  • may use industry-based simulation for all or part of the unit particularly where safety, lack of opportunity or significant cost is an issue.
  • Assessment should occur in operational workplace situations. Where this is not possible, or where personal safety or environmental damage are limiting factors, assessment must occur in a sufficiently rigorous simulated environment reflecting realistic operational workplace conditions. This must cover all aspects of workplace performance, including environment, task skills, task management skills, contingency management skills and job role environment skills.
  • Knowledge evidence may be collected concurrently with performance evidence (provided a record is kept) or through an independent process, such as workbooks, written assessments or interviews (provided a record is kept).
  • Assessment processes and techniques must be appropriate to the language, literacy and numeracy requirements of the work being performed and the needs of the candidate.
  • Conditions for assessment must include access to all tools, equipment, materials and documentation required, including relevant workplace procedures, product and manufacturing specifications associated with this unit.
  • The regulatory framework will be reflected in workplace policies and procedures and is not required to be independently assessed.
  • Foundation skills are integral to competent performance of the unit and should not be assessed separately.
  • As a minimum, assessors must satisfy the Standards for Registered Training Organisations 2015 assessor requirements.

Links

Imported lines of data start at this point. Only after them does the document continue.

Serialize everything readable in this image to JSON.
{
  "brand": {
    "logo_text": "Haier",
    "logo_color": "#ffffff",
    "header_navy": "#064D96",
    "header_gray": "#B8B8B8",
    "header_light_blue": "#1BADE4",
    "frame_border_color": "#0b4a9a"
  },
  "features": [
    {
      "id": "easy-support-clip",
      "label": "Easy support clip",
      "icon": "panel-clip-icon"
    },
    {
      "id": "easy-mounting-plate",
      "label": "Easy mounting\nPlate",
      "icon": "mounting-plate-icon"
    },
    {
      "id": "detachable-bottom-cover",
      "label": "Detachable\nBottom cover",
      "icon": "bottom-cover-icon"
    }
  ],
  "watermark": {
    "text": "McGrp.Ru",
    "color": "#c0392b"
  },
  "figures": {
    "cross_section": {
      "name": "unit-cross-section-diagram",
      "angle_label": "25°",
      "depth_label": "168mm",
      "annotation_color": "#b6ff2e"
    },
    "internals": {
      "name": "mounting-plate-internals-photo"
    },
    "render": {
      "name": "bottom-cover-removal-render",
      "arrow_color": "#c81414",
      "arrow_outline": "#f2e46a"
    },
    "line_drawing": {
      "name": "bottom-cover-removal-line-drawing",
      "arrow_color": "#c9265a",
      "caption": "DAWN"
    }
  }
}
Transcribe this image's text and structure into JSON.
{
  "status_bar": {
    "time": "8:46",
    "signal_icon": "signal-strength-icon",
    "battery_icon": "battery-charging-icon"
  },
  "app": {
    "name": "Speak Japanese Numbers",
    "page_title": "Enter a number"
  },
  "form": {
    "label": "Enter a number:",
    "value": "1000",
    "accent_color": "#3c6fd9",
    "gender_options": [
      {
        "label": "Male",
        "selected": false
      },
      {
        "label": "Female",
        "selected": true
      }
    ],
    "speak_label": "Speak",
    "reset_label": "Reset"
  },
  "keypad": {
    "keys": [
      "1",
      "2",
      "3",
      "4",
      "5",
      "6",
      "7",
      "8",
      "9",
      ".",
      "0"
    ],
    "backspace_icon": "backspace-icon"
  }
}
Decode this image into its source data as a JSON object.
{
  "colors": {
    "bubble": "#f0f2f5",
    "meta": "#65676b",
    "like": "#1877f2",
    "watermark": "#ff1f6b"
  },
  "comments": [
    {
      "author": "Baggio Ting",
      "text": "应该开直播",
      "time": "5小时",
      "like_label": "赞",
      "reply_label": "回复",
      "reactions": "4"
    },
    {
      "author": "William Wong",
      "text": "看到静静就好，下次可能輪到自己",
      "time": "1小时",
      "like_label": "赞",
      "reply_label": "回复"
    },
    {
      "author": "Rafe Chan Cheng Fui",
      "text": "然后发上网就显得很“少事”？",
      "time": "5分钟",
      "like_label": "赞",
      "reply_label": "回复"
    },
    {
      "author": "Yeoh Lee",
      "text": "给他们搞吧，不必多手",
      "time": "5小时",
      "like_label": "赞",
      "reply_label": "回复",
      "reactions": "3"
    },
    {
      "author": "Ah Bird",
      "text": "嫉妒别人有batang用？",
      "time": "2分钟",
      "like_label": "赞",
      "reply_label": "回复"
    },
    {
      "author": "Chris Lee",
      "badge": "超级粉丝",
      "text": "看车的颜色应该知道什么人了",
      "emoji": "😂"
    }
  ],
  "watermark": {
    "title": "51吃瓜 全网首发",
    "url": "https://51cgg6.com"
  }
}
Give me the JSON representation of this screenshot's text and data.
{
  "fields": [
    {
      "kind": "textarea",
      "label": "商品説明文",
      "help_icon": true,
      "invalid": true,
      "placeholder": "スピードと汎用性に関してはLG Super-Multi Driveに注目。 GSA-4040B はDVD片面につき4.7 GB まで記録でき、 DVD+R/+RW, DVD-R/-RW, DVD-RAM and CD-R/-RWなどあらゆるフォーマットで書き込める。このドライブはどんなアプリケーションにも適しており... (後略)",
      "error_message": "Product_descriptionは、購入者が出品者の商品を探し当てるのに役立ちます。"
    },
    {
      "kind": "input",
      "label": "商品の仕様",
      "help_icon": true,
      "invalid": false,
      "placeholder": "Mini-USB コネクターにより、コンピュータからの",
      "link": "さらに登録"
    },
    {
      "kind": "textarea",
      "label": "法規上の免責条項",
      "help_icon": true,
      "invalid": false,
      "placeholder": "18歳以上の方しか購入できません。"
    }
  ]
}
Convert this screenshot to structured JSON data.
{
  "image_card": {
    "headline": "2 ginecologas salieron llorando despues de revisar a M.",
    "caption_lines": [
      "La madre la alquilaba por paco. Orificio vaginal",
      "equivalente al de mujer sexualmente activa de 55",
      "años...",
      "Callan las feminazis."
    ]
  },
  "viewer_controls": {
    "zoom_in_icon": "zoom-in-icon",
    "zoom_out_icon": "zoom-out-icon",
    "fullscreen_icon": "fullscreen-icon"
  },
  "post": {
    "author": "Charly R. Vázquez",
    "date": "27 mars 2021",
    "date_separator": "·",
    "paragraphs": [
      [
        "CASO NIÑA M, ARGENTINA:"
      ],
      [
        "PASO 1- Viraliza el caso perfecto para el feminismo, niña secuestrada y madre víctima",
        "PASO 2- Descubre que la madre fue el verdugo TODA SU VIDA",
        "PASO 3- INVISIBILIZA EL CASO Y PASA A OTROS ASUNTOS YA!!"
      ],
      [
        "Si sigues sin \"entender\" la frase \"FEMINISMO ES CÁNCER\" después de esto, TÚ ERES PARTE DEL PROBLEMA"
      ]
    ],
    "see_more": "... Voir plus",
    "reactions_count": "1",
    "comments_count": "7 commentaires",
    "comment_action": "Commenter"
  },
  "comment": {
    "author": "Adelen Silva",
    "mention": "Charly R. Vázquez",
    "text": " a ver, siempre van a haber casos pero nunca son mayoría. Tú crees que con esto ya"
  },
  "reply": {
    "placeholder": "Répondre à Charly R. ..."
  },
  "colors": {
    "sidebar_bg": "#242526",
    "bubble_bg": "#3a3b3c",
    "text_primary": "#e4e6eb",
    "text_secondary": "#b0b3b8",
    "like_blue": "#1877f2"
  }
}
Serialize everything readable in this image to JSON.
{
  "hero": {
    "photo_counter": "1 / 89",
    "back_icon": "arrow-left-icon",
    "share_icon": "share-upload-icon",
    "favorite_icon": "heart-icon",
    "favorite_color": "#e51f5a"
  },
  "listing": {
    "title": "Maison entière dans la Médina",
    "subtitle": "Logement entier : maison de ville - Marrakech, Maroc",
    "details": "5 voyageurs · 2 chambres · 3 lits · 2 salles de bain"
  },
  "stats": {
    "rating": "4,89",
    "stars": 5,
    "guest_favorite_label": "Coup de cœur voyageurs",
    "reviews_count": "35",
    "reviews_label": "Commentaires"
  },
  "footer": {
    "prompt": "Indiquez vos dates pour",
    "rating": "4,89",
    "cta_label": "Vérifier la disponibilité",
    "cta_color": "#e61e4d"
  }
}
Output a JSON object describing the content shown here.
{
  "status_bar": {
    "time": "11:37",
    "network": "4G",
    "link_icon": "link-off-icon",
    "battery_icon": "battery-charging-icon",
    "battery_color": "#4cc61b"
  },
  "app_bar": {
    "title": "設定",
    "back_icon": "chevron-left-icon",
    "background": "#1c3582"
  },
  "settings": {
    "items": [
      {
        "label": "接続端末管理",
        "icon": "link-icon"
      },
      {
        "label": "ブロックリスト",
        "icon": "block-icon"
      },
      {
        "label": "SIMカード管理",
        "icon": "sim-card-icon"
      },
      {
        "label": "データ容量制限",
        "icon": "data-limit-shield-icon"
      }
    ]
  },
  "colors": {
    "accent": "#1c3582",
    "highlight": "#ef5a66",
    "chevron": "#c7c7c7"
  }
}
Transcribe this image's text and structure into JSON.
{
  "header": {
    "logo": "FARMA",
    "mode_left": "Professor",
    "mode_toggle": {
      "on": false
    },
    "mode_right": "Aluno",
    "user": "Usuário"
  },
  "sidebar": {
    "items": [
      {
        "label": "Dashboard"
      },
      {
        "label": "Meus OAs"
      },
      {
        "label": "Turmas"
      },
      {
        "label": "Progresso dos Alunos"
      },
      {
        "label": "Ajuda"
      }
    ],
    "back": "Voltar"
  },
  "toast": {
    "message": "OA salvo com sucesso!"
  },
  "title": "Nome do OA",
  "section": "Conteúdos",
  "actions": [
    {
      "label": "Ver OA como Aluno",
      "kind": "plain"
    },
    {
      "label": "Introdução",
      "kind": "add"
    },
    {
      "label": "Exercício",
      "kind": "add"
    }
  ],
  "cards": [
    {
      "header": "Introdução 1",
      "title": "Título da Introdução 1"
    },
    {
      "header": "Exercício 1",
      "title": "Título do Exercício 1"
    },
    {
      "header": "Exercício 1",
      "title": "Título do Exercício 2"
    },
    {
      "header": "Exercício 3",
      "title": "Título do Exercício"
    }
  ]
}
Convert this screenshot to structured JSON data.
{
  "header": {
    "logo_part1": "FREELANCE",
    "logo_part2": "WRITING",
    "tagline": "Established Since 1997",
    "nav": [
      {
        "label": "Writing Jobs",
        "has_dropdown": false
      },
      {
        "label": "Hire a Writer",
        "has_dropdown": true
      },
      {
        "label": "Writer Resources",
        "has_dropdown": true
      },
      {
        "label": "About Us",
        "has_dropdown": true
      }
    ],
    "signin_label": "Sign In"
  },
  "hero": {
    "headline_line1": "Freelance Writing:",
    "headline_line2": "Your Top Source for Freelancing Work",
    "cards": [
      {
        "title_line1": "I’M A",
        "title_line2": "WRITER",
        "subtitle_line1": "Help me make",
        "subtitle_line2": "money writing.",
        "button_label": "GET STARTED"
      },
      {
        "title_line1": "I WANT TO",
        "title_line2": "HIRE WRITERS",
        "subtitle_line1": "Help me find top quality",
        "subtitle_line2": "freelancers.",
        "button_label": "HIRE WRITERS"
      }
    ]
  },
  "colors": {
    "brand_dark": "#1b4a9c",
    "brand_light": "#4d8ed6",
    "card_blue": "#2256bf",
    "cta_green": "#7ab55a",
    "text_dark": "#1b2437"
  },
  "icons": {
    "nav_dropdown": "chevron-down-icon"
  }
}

Companion Volume implementation guides are found in VETNet - https://vetnet.gov.au/Pages/TrainingDocs.aspx?q=d1287d36-dff4-4e9f-ad2c-9d6270054027